Feeds

EU TV laws are coming

Parliament says yes, oui, si, sim, tak

Security for virtualized datacentres

The European Parliament yesterday passed the Audiovisual Directive, which aims to modernise and consolidate laws governing video content however it is transmitted.

The "Audiovisual Media Services Without Frontiers Directive" covers all media services and grants citizens certain rights to "access extracts of important events for new purposes" and better access for hearing or visually-impaired people. It aims to provide converged regulation for an increasingly converged media world.

Under the new laws, broadcasters will have to make clear when and where product placement is taking place. But product placement in childrens' TV is still not allowed.

EU member states now have 24 months to move the provisions into national law so they will apply by 2009. The law keeps the country of origin rule - that you must obey the laws of the country where the broadcaster is based not all the countries in which programmes are subsequently broadcast.

Viviane Reding, EU Commissioner for Information Society and Media, said: "With these modernised rules that improve legal certainty and reaffirm the country of establishment principle... There will be less regulation, better financing for content and greater visibility to cultural diversity and the protection of minors."

Daily limits for advertising remain at 12 minutes per hour, but total daily limits have been removed.

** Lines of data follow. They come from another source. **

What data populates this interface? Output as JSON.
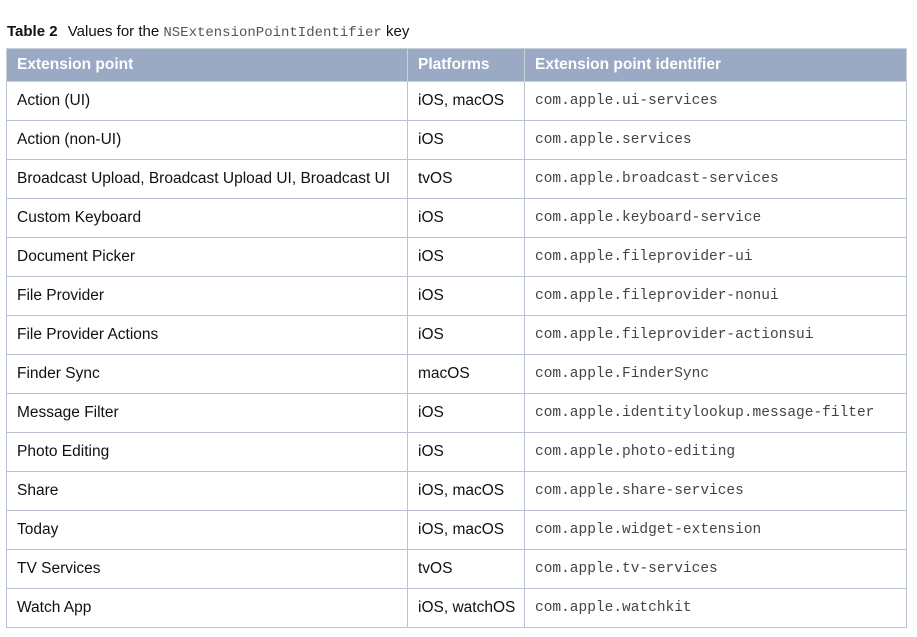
{
  "caption": {
    "label": "Table 2",
    "text_before": "Values for the",
    "code": "NSExtensionPointIdentifier",
    "text_after": "key"
  },
  "columns": [
    "Extension point",
    "Platforms",
    "Extension point identifier"
  ],
  "rows": [
    {
      "name": "Action (UI)",
      "platforms": "iOS, macOS",
      "identifier": "com.apple.ui-services"
    },
    {
      "name": "Action (non-UI)",
      "platforms": "iOS",
      "identifier": "com.apple.services"
    },
    {
      "name": "Broadcast Upload, Broadcast Upload UI, Broadcast UI",
      "platforms": "tvOS",
      "identifier": "com.apple.broadcast-services"
    },
    {
      "name": "Custom Keyboard",
      "platforms": "iOS",
      "identifier": "com.apple.keyboard-service"
    },
    {
      "name": "Document Picker",
      "platforms": "iOS",
      "identifier": "com.apple.fileprovider-ui"
    },
    {
      "name": "File Provider",
      "platforms": "iOS",
      "identifier": "com.apple.fileprovider-nonui"
    },
    {
      "name": "File Provider Actions",
      "platforms": "iOS",
      "identifier": "com.apple.fileprovider-actionsui"
    },
    {
      "name": "Finder Sync",
      "platforms": "macOS",
      "identifier": "com.apple.FinderSync"
    },
    {
      "name": "Message Filter",
      "platforms": "iOS",
      "identifier": "com.apple.identitylookup.message-filter"
    },
    {
      "name": "Photo Editing",
      "platforms": "iOS",
      "identifier": "com.apple.photo-editing"
    },
    {
      "name": "Share",
      "platforms": "iOS, macOS",
      "identifier": "com.apple.share-services"
    },
    {
      "name": "Today",
      "platforms": "iOS, macOS",
      "identifier": "com.apple.widget-extension"
    },
    {
      "name": "TV Services",
      "platforms": "tvOS",
      "identifier": "com.apple.tv-services"
    },
    {
      "name": "Watch App",
      "platforms": "iOS, watchOS",
      "identifier": "com.apple.watchkit"
    }
  ]
}
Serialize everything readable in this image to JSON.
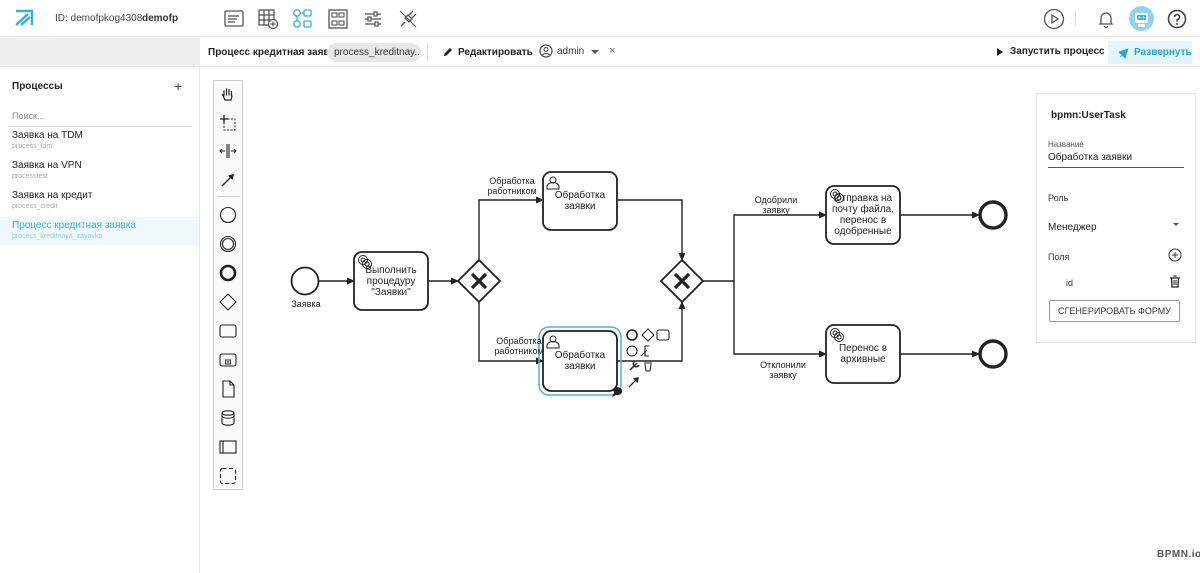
{
  "header": {
    "account_id": "ID: demofpkog4308",
    "account_name": "demofp"
  },
  "subbar": {
    "process_title": "Процесс кредитная заявка",
    "process_chip": "process_kreditnay...",
    "edit_label": "Редактировать",
    "user_label": "admin",
    "close_label": "×",
    "run_label": "Запустить процесс",
    "deploy_label": "Развернуть"
  },
  "sidebar": {
    "title": "Процессы",
    "add_label": "+",
    "search_placeholder": "Поиск...",
    "items": [
      {
        "title": "Заявка на TDM",
        "sub": "process_tdm"
      },
      {
        "title": "Заявка на VPN",
        "sub": "processtest"
      },
      {
        "title": "Заявка на кредит",
        "sub": "process_credit"
      },
      {
        "title": "Процесс кредитная заявка",
        "sub": "process_kreditnaya_zayavka"
      }
    ]
  },
  "diagram": {
    "start_label": "Заявка",
    "task_service": "Выполнить процедуру \"Заявки\"",
    "task_user_top": "Обработка заявки",
    "task_user_bottom": "Обработка заявки",
    "flow_top": "Обработка работником",
    "flow_bottom": "Обработка работником",
    "task_mail": "Отправка на почту файла, перенос в одобренные",
    "task_archive": "Перенос в архивные",
    "flow_approved": "Одобрили заявку",
    "flow_rejected": "Отклонили заявку"
  },
  "props": {
    "type": "bpmn:UserTask",
    "name_label": "Название",
    "name_value": "Обработка заявки",
    "role_label": "Роль",
    "role_value": "Менеджер",
    "fields_label": "Поля",
    "field_id": "id",
    "generate_label": "СГЕНЕРИРОВАТЬ ФОРМУ"
  },
  "watermark": "BPMN.io",
  "colors": {
    "accent": "#3aaedf",
    "selection": "#4fb0e0",
    "deploy_bg": "#e3f4fa"
  }
}
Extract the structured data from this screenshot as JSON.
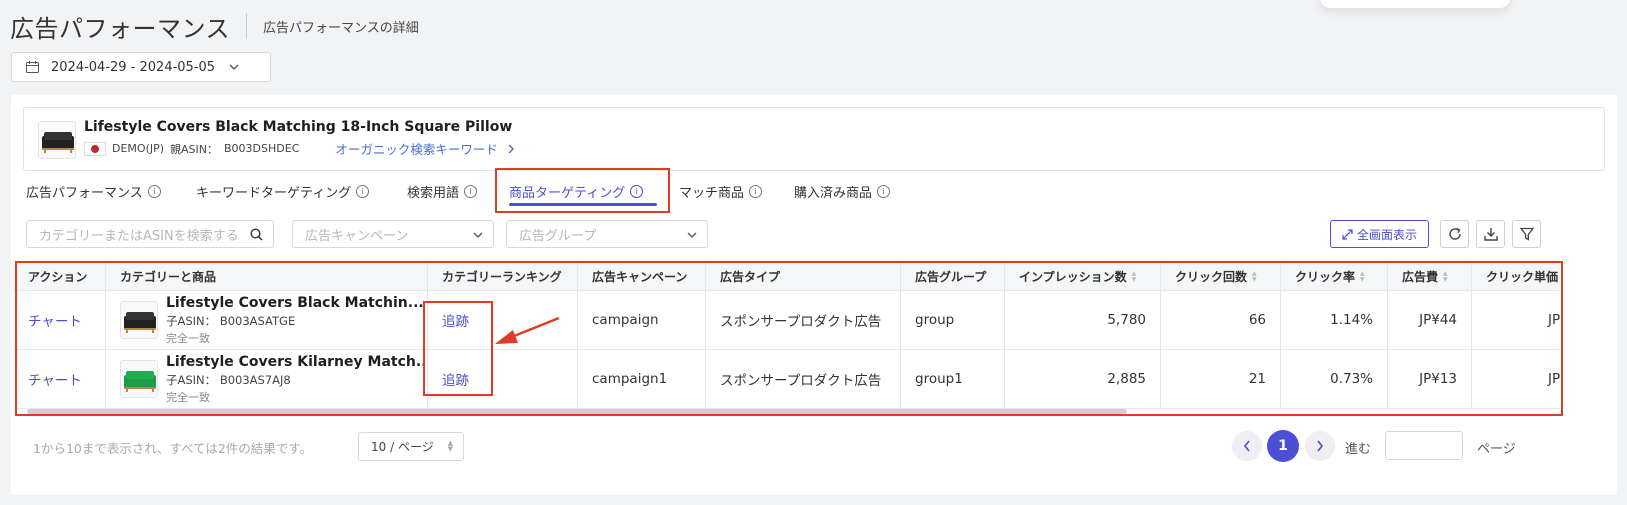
{
  "header": {
    "title": "広告パフォーマンス",
    "subtitle": "広告パフォーマンスの詳細",
    "date_range": "2024-04-29 - 2024-05-05"
  },
  "product": {
    "name": "Lifestyle Covers Black Matching 18-Inch Square Pillow",
    "marketplace": "DEMO(JP)",
    "parent_asin_label": "親ASIN：",
    "parent_asin": "B003DSHDEC",
    "organic_link": "オーガニック検索キーワード"
  },
  "tabs": [
    {
      "label": "広告パフォーマンス",
      "active": false
    },
    {
      "label": "キーワードターゲティング",
      "active": false
    },
    {
      "label": "検索用語",
      "active": false
    },
    {
      "label": "商品ターゲティング",
      "active": true
    },
    {
      "label": "マッチ商品",
      "active": false
    },
    {
      "label": "購入済み商品",
      "active": false
    }
  ],
  "filters": {
    "search_placeholder": "カテゴリーまたはASINを検索する",
    "campaign_placeholder": "広告キャンペーン",
    "group_placeholder": "広告グループ"
  },
  "toolbar": {
    "fullscreen_label": "全画面表示"
  },
  "table": {
    "columns": [
      "アクション",
      "カテゴリーと商品",
      "カテゴリーランキング",
      "広告キャンペーン",
      "広告タイプ",
      "広告グループ",
      "インプレッション数",
      "クリック回数",
      "クリック率",
      "広告費",
      "クリック単価"
    ],
    "rows": [
      {
        "action": "チャート",
        "product_name": "Lifestyle Covers Black Matchin...",
        "child_asin_label": "子ASIN：",
        "child_asin": "B003ASATGE",
        "match_type": "完全一致",
        "ranking": "追跡",
        "campaign": "campaign",
        "ad_type": "スポンサープロダクト広告",
        "group": "group",
        "impressions": "5,780",
        "clicks": "66",
        "ctr": "1.14%",
        "spend": "JP¥44",
        "cpc": "JP"
      },
      {
        "action": "チャート",
        "product_name": "Lifestyle Covers Kilarney Match...",
        "child_asin_label": "子ASIN：",
        "child_asin": "B003AS7AJ8",
        "match_type": "完全一致",
        "ranking": "追跡",
        "campaign": "campaign1",
        "ad_type": "スポンサープロダクト広告",
        "group": "group1",
        "impressions": "2,885",
        "clicks": "21",
        "ctr": "0.73%",
        "spend": "JP¥13",
        "cpc": "JP"
      }
    ]
  },
  "pagination": {
    "summary": "1から10まで表示され、すべては2件の結果です。",
    "page_size": "10 / ページ",
    "current_page": "1",
    "goto_label": "進む",
    "page_label": "ページ"
  },
  "colors": {
    "accent": "#4a4fd4",
    "highlight_box": "#e03b24",
    "link": "#4a6bdb"
  }
}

Yesterday also saw the commission call for a more inclusive digital society. It is launching an awareness campaign under the banner "e-Inclusion, be part of it!" to improve access to the internet and other digital services. This aims to "enable everyone to take part in the information society", to give access to those currently excluded more quickly and integrate actions across Europe to improve their effectiveness.

The EU release on the Audiovisual Directive is here and the e-inclusion stuff is here. ®

Business security measures using SSL

More from The Register

next story
Hey, Scots. Microsoft's Bing thinks you'll vote NO to independence
World's top Google-finding website calls it for the UK
Phones 4u slips into administration after EE cuts ties with Brit mobe retailer
More than 5,500 jobs could be axed if rescue mission fails
Apple CEO Tim Cook: TV is TERRIBLE and stuck in the 1970s
The iKing thinks telly is far too fiddly and ugly – basically, iTunes
Israeli spies rebel over mass-snooping on innocent Palestinians
'Disciplinary treatment will be sharp and clear' vow spy-chiefs
Huawei ditches new Windows Phone mobe plans, blames poor sales
Giganto mobe firm slams door shut on Microsoft. OH DEAR
Phones 4u website DIES as wounded mobe retailer struggles to stay above water
Founder blames 'ruthless network partners' for implosion
Found inside ISIS terror chap's laptop: CELINE DION tunes
REPORT: Stash of terrorist material found in Syria Dell box
OECD lashes out at tax avoiding globocorps' location-flipping antics
You hear that, Amazon, Google, Microsoft et al?
prev story

Whitepapers

Providing a secure and efficient Helpdesk
A single remote control platform for user support is be key to providing an efficient helpdesk. Retain full control over the way in which screen and keystroke data is transmitted.
WIN a very cool portable ZX Spectrum
Win a one-off portable Spectrum built by legendary hardware hacker Ben Heck
Storage capacity and performance optimization at Mizuno USA
Mizuno USA turn to Tegile storage technology to solve both their SAN and backup issues.
High Performance for All
While HPC is not new, it has traditionally been seen as a specialist area – is it now geared up to meet more mainstream requirements?
Security and trust: The backbone of doing business over the internet
Explores the current state of website security and the contributions Symantec is making to help organizations protect critical data and build trust with customers.